Study: city programs inadequately serve trans people deprived of safe housing

Skyline of San Francisco

Skyline of San Francisco

Professors say trans people leave homeless shelters because of mistreatment, harassment

Transgender people are more likely than other populations to experience homelessness because of family rejection, housing discrimination, domestic violence and more. Yet homeless support services in many cities often fail to meet their needs. Research by two San Francisco State University professors finds that one of those cities is San Francisco.

Assistant Professor of Criminal Justice Studies Dilara Yarbrough and Assistant Professor of Women and Gender Studies Christoph Hanssmann contributed to the recent study, “Stop the Revolving Door,” that looked at the efficacy of the city’s homelessness support services. Featuring a section on trans homelessness, the research released last month is a result of a collaboration with the San Francisco Coalition on Homelessness, the Transgender Gender-variant and Intersex Justice Project, Mujeres Latinas en Accion at the Saint James Infirmary, El/La Para TransLatinas and other Bay Area universities.

“We need to look at trans experiences as a way to reveal the problems that span across these systems,” said Hanssmann. “Doing this study gave us a lot of great answers about how to address issues around housing deprivation and how to better support trans people.”

For the study, collaborators recruited 130 current and recently homeless trans people in San Francisco and conducted in-depth surveys, focus groups and interviews. “One of the most important aspects of the research was hearing firsthand about homeless shelter experiences from trans people,” says Hanssmann. “Through participants’ anecdotes, it became clear that the enforcement of binary gender norms in San Francisco shelters discriminated against and alienated trans people.”

(“Gender binary” is the increasingly challenged concept that there are only two genders, male and female, which is dictated by sex assigned at birth.

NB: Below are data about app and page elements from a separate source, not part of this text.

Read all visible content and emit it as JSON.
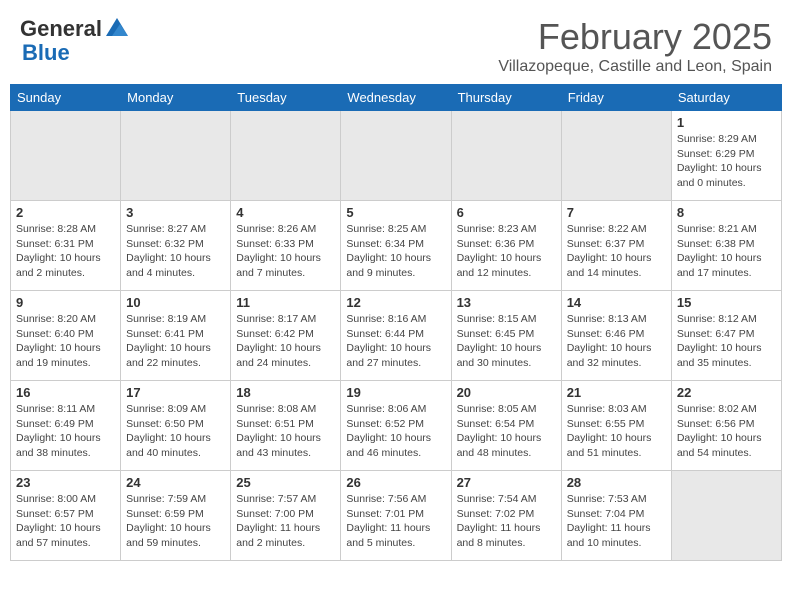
{
  "header": {
    "logo_general": "General",
    "logo_blue": "Blue",
    "month_title": "February 2025",
    "location": "Villazopeque, Castille and Leon, Spain"
  },
  "weekdays": [
    "Sunday",
    "Monday",
    "Tuesday",
    "Wednesday",
    "Thursday",
    "Friday",
    "Saturday"
  ],
  "weeks": [
    [
      {
        "day": "",
        "info": "",
        "empty": true
      },
      {
        "day": "",
        "info": "",
        "empty": true
      },
      {
        "day": "",
        "info": "",
        "empty": true
      },
      {
        "day": "",
        "info": "",
        "empty": true
      },
      {
        "day": "",
        "info": "",
        "empty": true
      },
      {
        "day": "",
        "info": "",
        "empty": true
      },
      {
        "day": "1",
        "info": "Sunrise: 8:29 AM\nSunset: 6:29 PM\nDaylight: 10 hours\nand 0 minutes."
      }
    ],
    [
      {
        "day": "2",
        "info": "Sunrise: 8:28 AM\nSunset: 6:31 PM\nDaylight: 10 hours\nand 2 minutes."
      },
      {
        "day": "3",
        "info": "Sunrise: 8:27 AM\nSunset: 6:32 PM\nDaylight: 10 hours\nand 4 minutes."
      },
      {
        "day": "4",
        "info": "Sunrise: 8:26 AM\nSunset: 6:33 PM\nDaylight: 10 hours\nand 7 minutes."
      },
      {
        "day": "5",
        "info": "Sunrise: 8:25 AM\nSunset: 6:34 PM\nDaylight: 10 hours\nand 9 minutes."
      },
      {
        "day": "6",
        "info": "Sunrise: 8:23 AM\nSunset: 6:36 PM\nDaylight: 10 hours\nand 12 minutes."
      },
      {
        "day": "7",
        "info": "Sunrise: 8:22 AM\nSunset: 6:37 PM\nDaylight: 10 hours\nand 14 minutes."
      },
      {
        "day": "8",
        "info": "Sunrise: 8:21 AM\nSunset: 6:38 PM\nDaylight: 10 hours\nand 17 minutes."
      }
    ],
    [
      {
        "day": "9",
        "info": "Sunrise: 8:20 AM\nSunset: 6:40 PM\nDaylight: 10 hours\nand 19 minutes."
      },
      {
        "day": "10",
        "info": "Sunrise: 8:19 AM\nSunset: 6:41 PM\nDaylight: 10 hours\nand 22 minutes."
      },
      {
        "day": "11",
        "info": "Sunrise: 8:17 AM\nSunset: 6:42 PM\nDaylight: 10 hours\nand 24 minutes."
      },
      {
        "day": "12",
        "info": "Sunrise: 8:16 AM\nSunset: 6:44 PM\nDaylight: 10 hours\nand 27 minutes."
      },
      {
        "day": "13",
        "info": "Sunrise: 8:15 AM\nSunset: 6:45 PM\nDaylight: 10 hours\nand 30 minutes."
      },
      {
        "day": "14",
        "info": "Sunrise: 8:13 AM\nSunset: 6:46 PM\nDaylight: 10 hours\nand 32 minutes."
      },
      {
        "day": "15",
        "info": "Sunrise: 8:12 AM\nSunset: 6:47 PM\nDaylight: 10 hours\nand 35 minutes."
      }
    ],
    [
      {
        "day": "16",
        "info": "Sunrise: 8:11 AM\nSunset: 6:49 PM\nDaylight: 10 hours\nand 38 minutes."
      },
      {
        "day": "17",
        "info": "Sunrise: 8:09 AM\nSunset: 6:50 PM\nDaylight: 10 hours\nand 40 minutes."
      },
      {
        "day": "18",
        "info": "Sunrise: 8:08 AM\nSunset: 6:51 PM\nDaylight: 10 hours\nand 43 minutes."
      },
      {
        "day": "19",
        "info": "Sunrise: 8:06 AM\nSunset: 6:52 PM\nDaylight: 10 hours\nand 46 minutes."
      },
      {
        "day": "20",
        "info": "Sunrise: 8:05 AM\nSunset: 6:54 PM\nDaylight: 10 hours\nand 48 minutes."
      },
      {
        "day": "21",
        "info": "Sunrise: 8:03 AM\nSunset: 6:55 PM\nDaylight: 10 hours\nand 51 minutes."
      },
      {
        "day": "22",
        "info": "Sunrise: 8:02 AM\nSunset: 6:56 PM\nDaylight: 10 hours\nand 54 minutes."
      }
    ],
    [
      {
        "day": "23",
        "info": "Sunrise: 8:00 AM\nSunset: 6:57 PM\nDaylight: 10 hours\nand 57 minutes."
      },
      {
        "day": "24",
        "info": "Sunrise: 7:59 AM\nSunset: 6:59 PM\nDaylight: 10 hours\nand 59 minutes."
      },
      {
        "day": "25",
        "info": "Sunrise: 7:57 AM\nSunset: 7:00 PM\nDaylight: 11 hours\nand 2 minutes."
      },
      {
        "day": "26",
        "info": "Sunrise: 7:56 AM\nSunset: 7:01 PM\nDaylight: 11 hours\nand 5 minutes."
      },
      {
        "day": "27",
        "info": "Sunrise: 7:54 AM\nSunset: 7:02 PM\nDaylight: 11 hours\nand 8 minutes."
      },
      {
        "day": "28",
        "info": "Sunrise: 7:53 AM\nSunset: 7:04 PM\nDaylight: 11 hours\nand 10 minutes."
      },
      {
        "day": "",
        "info": "",
        "empty": true
      }
    ]
  ]
}
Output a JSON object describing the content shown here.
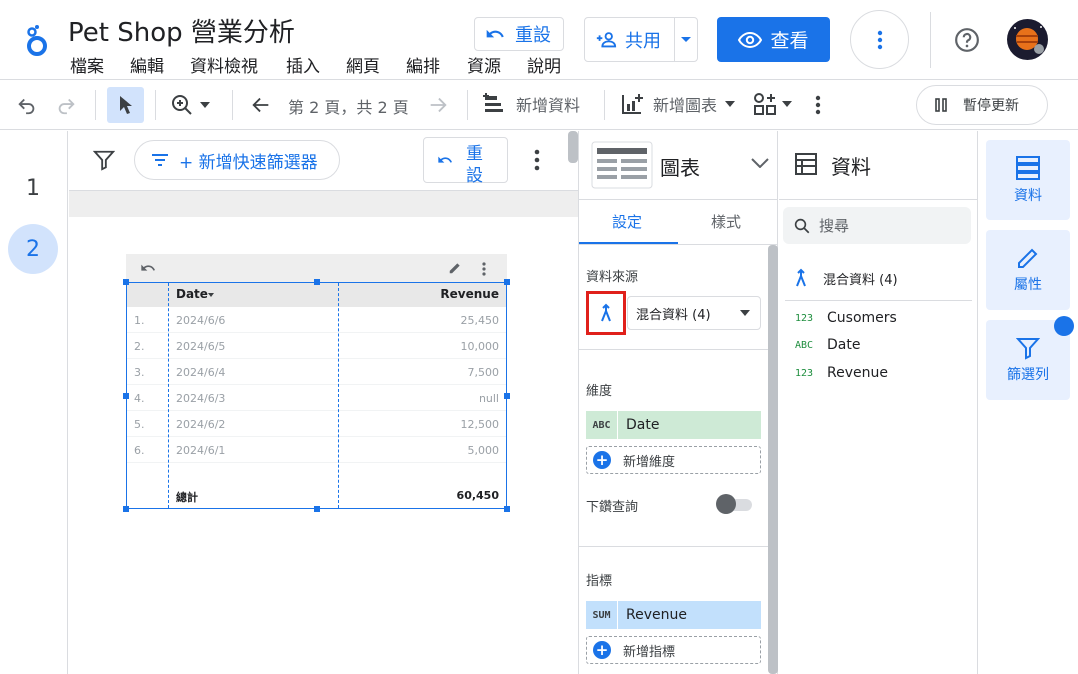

Find more information about gender and sexuality on the San Francisco State Health Promotion & Wellness website.)

The study states that trans women (women who were assigned male at birth) are vulnerable to experiencing gender-based violence and harassment in shelters. “In my experience in shelters, many people want to victimize me, for example harassing me in the bathroom,” said one participant in remarks that were translated from Spanish. “They tell me I have to go to the men’s bathroom and not the women’s.”

In situations like this, shelter staff members sometimes call the police to address gender-based conflict. This makes trans women more susceptible to interactions with law enforcement that, in turn, can lead to trauma and deprivation of housing and shelter, Yarbrough said.

Other findings further reinforced that shelters in San Francisco are not welcoming to trans people. Of the 44 out of 52 respondents who lived in shelters, 85 percent said they made the decision to leave. Among those who left, 39 percent said they did it to escape mistreatment. Many respondents also reported avoiding shelters altogether — either because of bad experiences in the past or the reputation of San Francisco’s shelters as hostile to trans people. “It’s a dangerous place inside,” said one participant. “I know people who sleep outside because they can’t take abuse from staff members.”

Based on these findings, researchers made a list of recommendations for policy and structural changes with the ultimate goal of ending housing deprivation. Binary gender segregation in housing facilities can exclude trans and non-binary people, something collaborators want addressed at a systematic level. In the meantime, they want shelters to hire staff capable of providing gender-affirming care and addressing transphobia. One solution: recruit trans applicants who have experienced homelessness, Hanssmann said. Another approach is to provide gender-neutral bathrooms and shower options for trans residents, since these facilities are frequent sites of harassment.

And because San Francisco shelters sometimes rely on police for gender-related conflict, scholars also recommend that shelters end their reliance on law enforcement. Instead, the city should invest more in mental health and crisis intervention resources, Yarbrough said. For example, shelters should employ adequate staff trained in dealing with mental health issues and de-escalation. Having more non-law enforcement resources available would help avoid unnecessary trauma, she added.

“We’re experiencing a time when many people nationwide are rethinking how we respond to social issues,” Yarbrough said. “It’s a moment when we really need to push San Francisco to reallocate resources away from harmful responses to homelessness and invest in concrete solutions.”

View the “Stop the Revolving Door” report to see the full list of research collaborators.